City council chiefs, who also accepted a £1 million grant from BP for the recently-unveiled revamp of the historic building, which was unveiled earlier this month after a four-year closure, said they were “proud” of Aberdeen’s role as “an international energy hub”.

Exterior view of the new-look Aberdeen Art Gallery PIC: Gillian Hayes, Dapple Photography & Hoskins Architects

Exterior view of the new-look Aberdeen Art Gallery PIC: Gillian Hayes, Dapple Photography & Hoskins Architects

BP was the biggest commercial backer of the £34.6m refurbishment and extension of the Victorian building, with the council agreeing to name a series of new exhibition spaces after the company in recognition of its £1m grant.

The National Galleries of Scotland confirmed on Monday that it would no longer be hosting the BP Portrait Award exhibition after a final run starting next month. The Scottish Government-funded body said the decision was made in response to concerns that its links with BP were seen by many people as being “at odds” with a responsibility to tackle the climate emergency.

The BP or not BP campaign, which has staged a number of protests at the Edinburgh gallery, responded by declaring: “We hope that the few remaining institutions that allow themselves to be used as greenwash for the industry join the National Galleries on the right side of history.”

However, a spokesman for the city council said: “Aberdeen Art Gallery will host the BP Portrait Award exhibition between October 2020 and January 2021 as planned.

“As an organisation, the council’s environmental responsibilities are of paramount importance and we are committed to continuing to play a leading role in addressing climate change. We have statutory responsibilities in that respect, but our commitment goes far beyond that.

“Aberdeen is also proud of its role as an international energy hub and the council values the relationships it has built over many years with the sector, recognising the contribution oil and gas has made to the economy not only regionally, but nationally. Our partnership with BP, a major supporter of art and culture in the UK, has contributed to the landmark redevelopment of Aberdeen Art Gallery.”

Alys Mumford, an activist with BP or not BP? Scotland, said: “We call on the Aberdeen Art Gallery to follow the lead of National Galleries Scotland and reconsider its relationship with BP.

“In the middle of a climate emergency, Scotland’s arts institutions should not be promoting oil corporations like BP.

“This is a company that spends ten of millions of pounds each year lobbying against climate solutions, and 97 per cent of its business is still in fossil fuels.

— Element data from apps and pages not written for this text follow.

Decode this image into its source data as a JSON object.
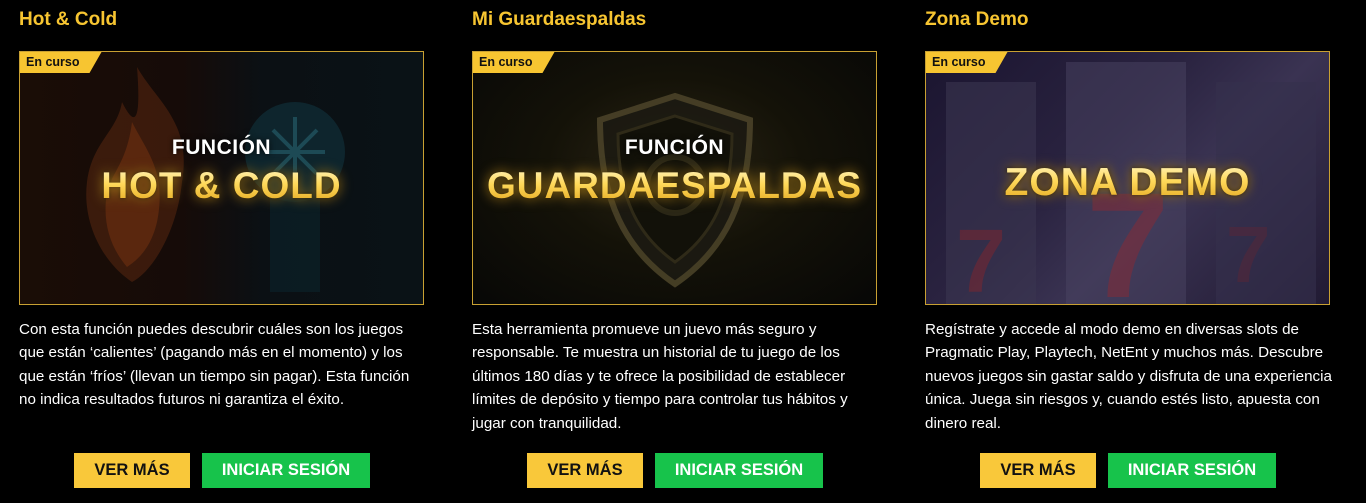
{
  "colors": {
    "accent": "#f7c531",
    "login": "#17c34b",
    "background": "#000000"
  },
  "cards": [
    {
      "title": "Hot & Cold",
      "badge": "En curso",
      "banner_small": "FUNCIÓN",
      "banner_big": "HOT & COLD",
      "description": "Con esta función puedes descubrir cuáles son los juegos que están ‘calientes’ (pagando más en el momento) y los que están ‘fríos’ (llevan un tiempo sin pagar). Esta función no indica resultados futuros ni garantiza el éxito.",
      "more_label": "VER MÁS",
      "login_label": "INICIAR SESIÓN"
    },
    {
      "title": "Mi Guardaespaldas",
      "badge": "En curso",
      "banner_small": "FUNCIÓN",
      "banner_big": "GUARDAESPALDAS",
      "description": "Esta herramienta promueve un juevo más seguro y responsable. Te muestra un historial de tu juego de los últimos 180 días y te ofrece la posibilidad de establecer límites de depósito y tiempo para controlar tus hábitos y jugar con tranquilidad.",
      "more_label": "VER MÁS",
      "login_label": "INICIAR SESIÓN"
    },
    {
      "title": "Zona Demo",
      "badge": "En curso",
      "banner_big": "ZONA DEMO",
      "description": "Regístrate y accede al modo demo en diversas slots de Pragmatic Play, Playtech, NetEnt y muchos más. Descubre nuevos juegos sin gastar saldo y disfruta de una experiencia única. Juega sin riesgos y, cuando estés listo, apuesta con dinero real.",
      "more_label": "VER MÁS",
      "login_label": "INICIAR SESIÓN"
    }
  ]
}
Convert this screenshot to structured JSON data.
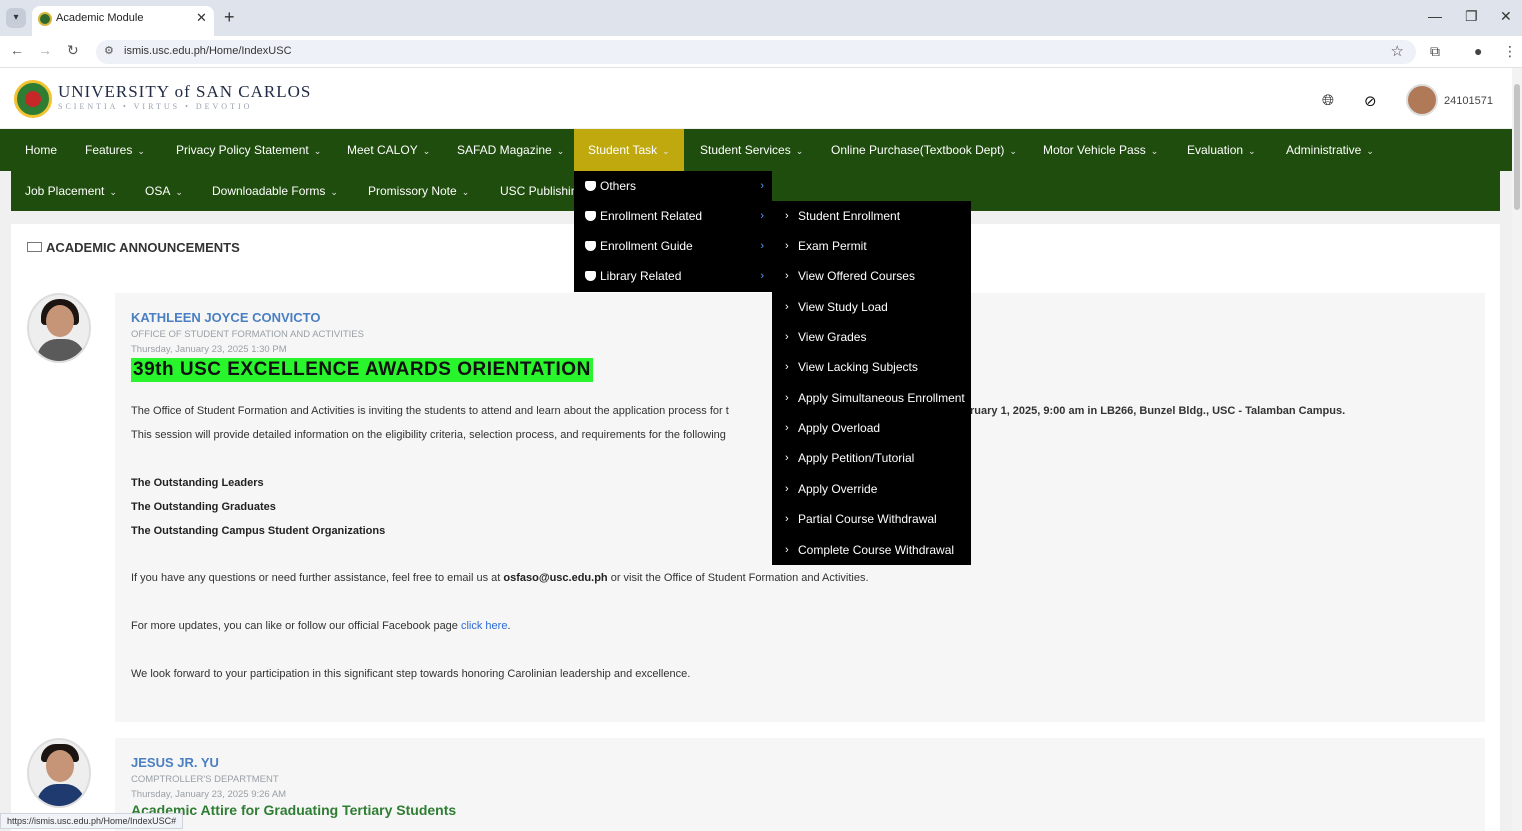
{
  "browser": {
    "tab_title": "Academic Module",
    "tab_close": "✕",
    "new_tab": "+",
    "url": "ismis.usc.edu.ph/Home/IndexUSC",
    "status_url": "https://ismis.usc.edu.ph/Home/IndexUSC#"
  },
  "header": {
    "university_name": "UNIVERSITY of SAN CARLOS",
    "motto": "SCIENTIA • VIRTUS • DEVOTIO",
    "user_id": "24101571"
  },
  "nav": {
    "main": [
      {
        "label": "Home",
        "caret": false
      },
      {
        "label": "Features",
        "caret": true
      },
      {
        "label": "Privacy Policy Statement",
        "caret": true
      },
      {
        "label": "Meet CALOY",
        "caret": true
      },
      {
        "label": "SAFAD Magazine",
        "caret": true
      },
      {
        "label": "Student Task",
        "caret": true,
        "active": true
      },
      {
        "label": "Student Services",
        "caret": true
      },
      {
        "label": "Online Purchase(Textbook Dept)",
        "caret": true
      },
      {
        "label": "Motor Vehicle Pass",
        "caret": true
      },
      {
        "label": "Evaluation",
        "caret": true
      },
      {
        "label": "Administrative",
        "caret": true
      }
    ],
    "sub": [
      {
        "label": "Job Placement",
        "caret": true
      },
      {
        "label": "OSA",
        "caret": true
      },
      {
        "label": "Downloadable Forms",
        "caret": true
      },
      {
        "label": "Promissory Note",
        "caret": true
      },
      {
        "label": "USC Publishing",
        "caret": false
      }
    ],
    "caret_glyph": "⌄"
  },
  "student_task_menu": {
    "items": [
      "Others",
      "Enrollment Related",
      "Enrollment Guide",
      "Library Related"
    ],
    "arrow": "›",
    "enrollment_related": [
      "Student Enrollment",
      "Exam Permit",
      "View Offered Courses",
      "View Study Load",
      "View Grades",
      "View Lacking Subjects",
      "Apply Simultaneous Enrollment",
      "Apply Overload",
      "Apply Petition/Tutorial",
      "Apply Override",
      "Partial Course Withdrawal",
      "Complete Course Withdrawal"
    ]
  },
  "announcements": {
    "title": "ACADEMIC ANNOUNCEMENTS",
    "posts": [
      {
        "author": "KATHLEEN JOYCE CONVICTO",
        "department": "OFFICE OF STUDENT FORMATION AND ACTIVITIES",
        "date": "Thursday, January 23, 2025 1:30 PM",
        "headline": "39th USC EXCELLENCE AWARDS ORIENTATION",
        "p1_left": "The Office of Student Formation and Activities is inviting the students to attend and learn about the application process for t",
        "p1_right": "ruary 1, 2025, 9:00 am in LB266, Bunzel Bldg., USC - Talamban Campus.",
        "p2": "This session will provide detailed information on the eligibility criteria, selection process, and requirements for the following",
        "awards": [
          "The Outstanding Leaders",
          "The Outstanding Graduates",
          "The Outstanding Campus Student Organizations"
        ],
        "p3_before": "If you have any questions or need further assistance, feel free to email us at ",
        "p3_email": "osfaso@usc.edu.ph",
        "p3_after": " or visit the Office of Student Formation and Activities.",
        "p4_before": "For more updates, you can like or follow our official Facebook page ",
        "p4_link": "click here",
        "p4_after": ".",
        "p5": "We look forward to your participation in this significant step towards honoring Carolinian leadership and excellence."
      },
      {
        "author": "JESUS JR. YU",
        "department": "COMPTROLLER'S DEPARTMENT",
        "date": "Thursday, January 23, 2025 9:26 AM",
        "headline": "Academic Attire for Graduating Tertiary Students"
      }
    ]
  },
  "colors": {
    "nav_green": "#1f4d0d",
    "active_gold": "#bfa90f",
    "headline_green": "#28f52b",
    "author_blue": "#4a7fc1"
  }
}
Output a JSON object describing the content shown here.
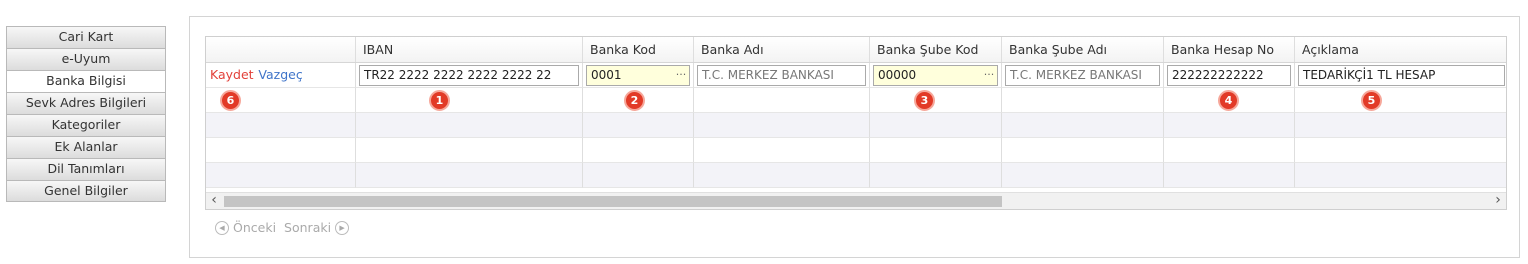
{
  "tabs": [
    {
      "label": "Cari Kart"
    },
    {
      "label": "e-Uyum"
    },
    {
      "label": "Banka Bilgisi"
    },
    {
      "label": "Sevk Adres Bilgileri"
    },
    {
      "label": "Kategoriler"
    },
    {
      "label": "Ek Alanlar"
    },
    {
      "label": "Dil Tanımları"
    },
    {
      "label": "Genel Bilgiler"
    }
  ],
  "active_tab": "Banka Bilgisi",
  "grid": {
    "columns": [
      "",
      "IBAN",
      "Banka Kod",
      "Banka Adı",
      "Banka Şube Kod",
      "Banka Şube Adı",
      "Banka Hesap No",
      "Açıklama"
    ],
    "edit_row": {
      "save_label": "Kaydet",
      "cancel_label": "Vazgeç",
      "iban": "TR22 2222 2222 2222 2222 22",
      "banka_kod": "0001",
      "banka_adi": "T.C. MERKEZ BANKASI",
      "sube_kod": "00000",
      "sube_adi": "T.C. MERKEZ BANKASI",
      "hesap_no": "222222222222",
      "aciklama": "TEDARİKÇİ1 TL HESAP"
    },
    "badges": [
      "1",
      "2",
      "3",
      "4",
      "5",
      "6"
    ],
    "ellipsis": "···",
    "scroll_left": "‹",
    "scroll_right": "›"
  },
  "pager": {
    "prev_label": "Önceki",
    "next_label": "Sonraki"
  },
  "colors": {
    "save": "#e2413a",
    "cancel": "#3f74c9",
    "badge": "#e23a27",
    "lookup_field": "#ffffdc"
  }
}
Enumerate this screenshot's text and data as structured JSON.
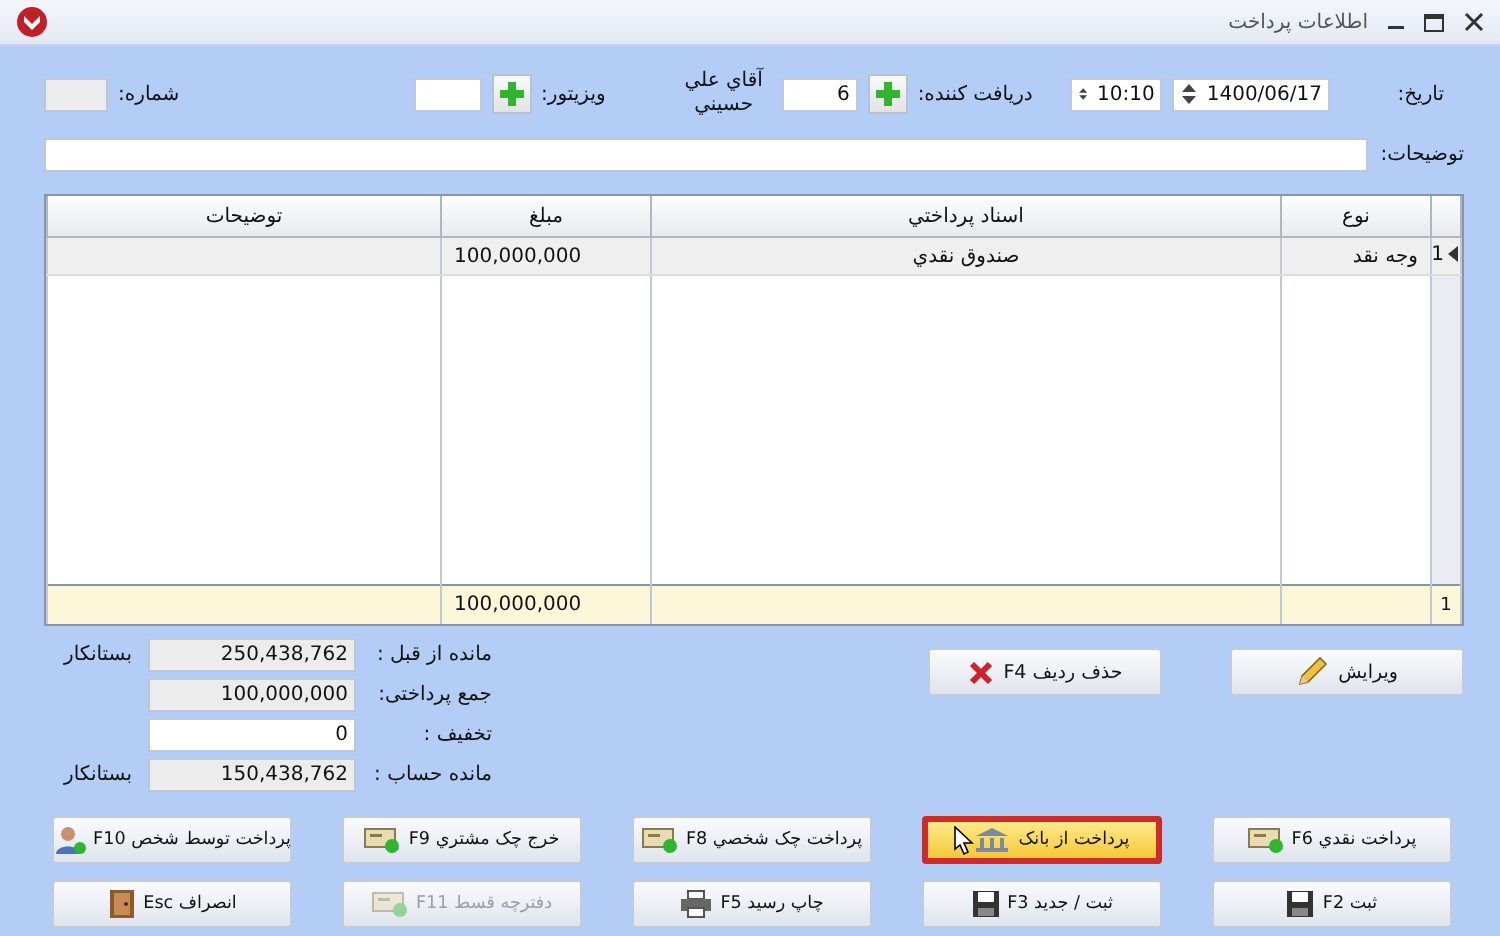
{
  "window": {
    "title": "اطلاعات پرداخت"
  },
  "header": {
    "date_label": "تاريخ:",
    "date": "1400/06/17",
    "time": "10:10",
    "recipient_label": "دریافت کننده:",
    "recipient_code": "6",
    "recipient_name": "آقاي علي حسيني",
    "visitor_label": "ویزیتور:",
    "number_label": "شماره:",
    "description_label": "توضیحات:"
  },
  "table": {
    "columns": [
      "نوع",
      "اسناد پرداختي",
      "مبلغ",
      "توضیحات"
    ],
    "rows": [
      {
        "row_number": "1",
        "selected": true,
        "cells": [
          "وجه نقد",
          "صندوق نقدي",
          "100,000,000",
          ""
        ]
      }
    ],
    "footer": {
      "count": "1",
      "cells": [
        "",
        "",
        "100,000,000",
        ""
      ]
    }
  },
  "row_buttons": [
    {
      "label": "ویرایش"
    },
    {
      "label": "حذف ردیف F4"
    }
  ],
  "summary": [
    {
      "label": "مانده از قبل :",
      "value": "250,438,762",
      "editable": false,
      "note": "بستانکار"
    },
    {
      "label": "جمع پرداختی:",
      "value": "100,000,000",
      "editable": false
    },
    {
      "label": "تخفیف :",
      "value": "0",
      "editable": true
    },
    {
      "label": "مانده حساب :",
      "value": "150,438,762",
      "editable": false,
      "note": "بستانکار"
    }
  ],
  "buttons": [
    {
      "label": "پرداخت نقدي F6",
      "highlighted": false,
      "disabled": false
    },
    {
      "label": "پرداخت از بانک",
      "highlighted": true,
      "disabled": false
    },
    {
      "label": "پرداخت چک شخصي F8",
      "highlighted": false,
      "disabled": false
    },
    {
      "label": "خرج چک مشتري F9",
      "highlighted": false,
      "disabled": false
    },
    {
      "label": "پرداخت توسط شخص F10",
      "highlighted": false,
      "disabled": false
    },
    {
      "label": "ثبت F2",
      "highlighted": false,
      "disabled": false
    },
    {
      "label": "ثبت / جدید F3",
      "highlighted": false,
      "disabled": false
    },
    {
      "label": "چاپ رسید F5",
      "highlighted": false,
      "disabled": false
    },
    {
      "label": "دفترچه قسط F11",
      "highlighted": false,
      "disabled": true
    },
    {
      "label": "انصراف Esc",
      "highlighted": false,
      "disabled": false
    }
  ]
}
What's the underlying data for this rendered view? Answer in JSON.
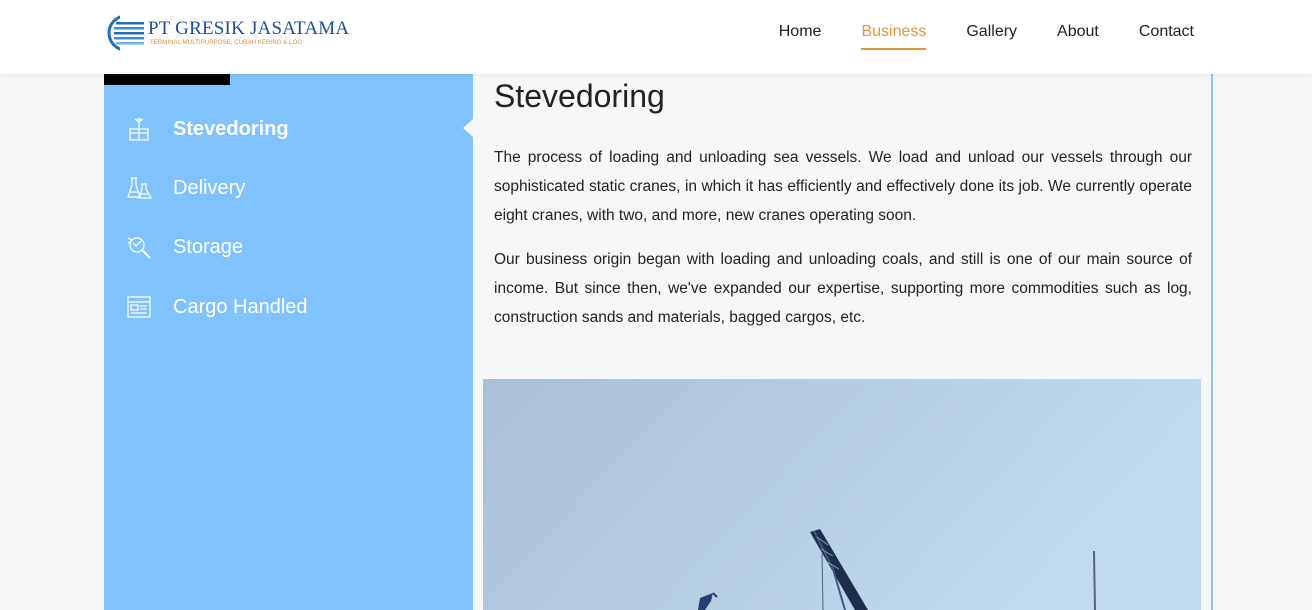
{
  "header": {
    "logo": {
      "title": "PT GRESIK JASATAMA",
      "subtitle": "TERMINAL MULTIPURPOSE, CURAH KERING & LOG"
    },
    "nav": [
      {
        "label": "Home",
        "active": false
      },
      {
        "label": "Business",
        "active": true
      },
      {
        "label": "Gallery",
        "active": false
      },
      {
        "label": "About",
        "active": false
      },
      {
        "label": "Contact",
        "active": false
      }
    ]
  },
  "sidebar": {
    "items": [
      {
        "label": "Stevedoring",
        "icon": "crane-box-icon",
        "active": true
      },
      {
        "label": "Delivery",
        "icon": "flask-icon",
        "active": false
      },
      {
        "label": "Storage",
        "icon": "magnifier-icon",
        "active": false
      },
      {
        "label": "Cargo Handled",
        "icon": "cargo-doc-icon",
        "active": false
      }
    ]
  },
  "main": {
    "title": "Stevedoring",
    "paragraphs": [
      "The process of loading and unloading sea vessels. We load and unload our vessels through our sophisticated static cranes, in which it has efficiently and effectively done its job. We currently operate eight cranes, with two, and more, new cranes operating soon.",
      "Our business origin began with loading and unloading coals, and still is one of our main source of income. But since then, we've expanded our expertise, supporting more commodities such as log, construction sands and materials, bagged cargos, etc."
    ]
  },
  "colors": {
    "accent": "#e8953a",
    "sidebar": "#80c3fc",
    "brand": "#1f4f95"
  }
}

“We recognise the challenges that art and cultural institutions face, and so we also urge the Scottish Government to put in place sustainable funding for the arts across Scotland.

“If Scotland is truly to be a world leader on climate change, we must support sectors to divest from fossil fuels.

“This also means ensuring a just transition - guaranteeing people jobs in the green economy, and ensuring that our art institutions do not have to rely on oil money to survive.”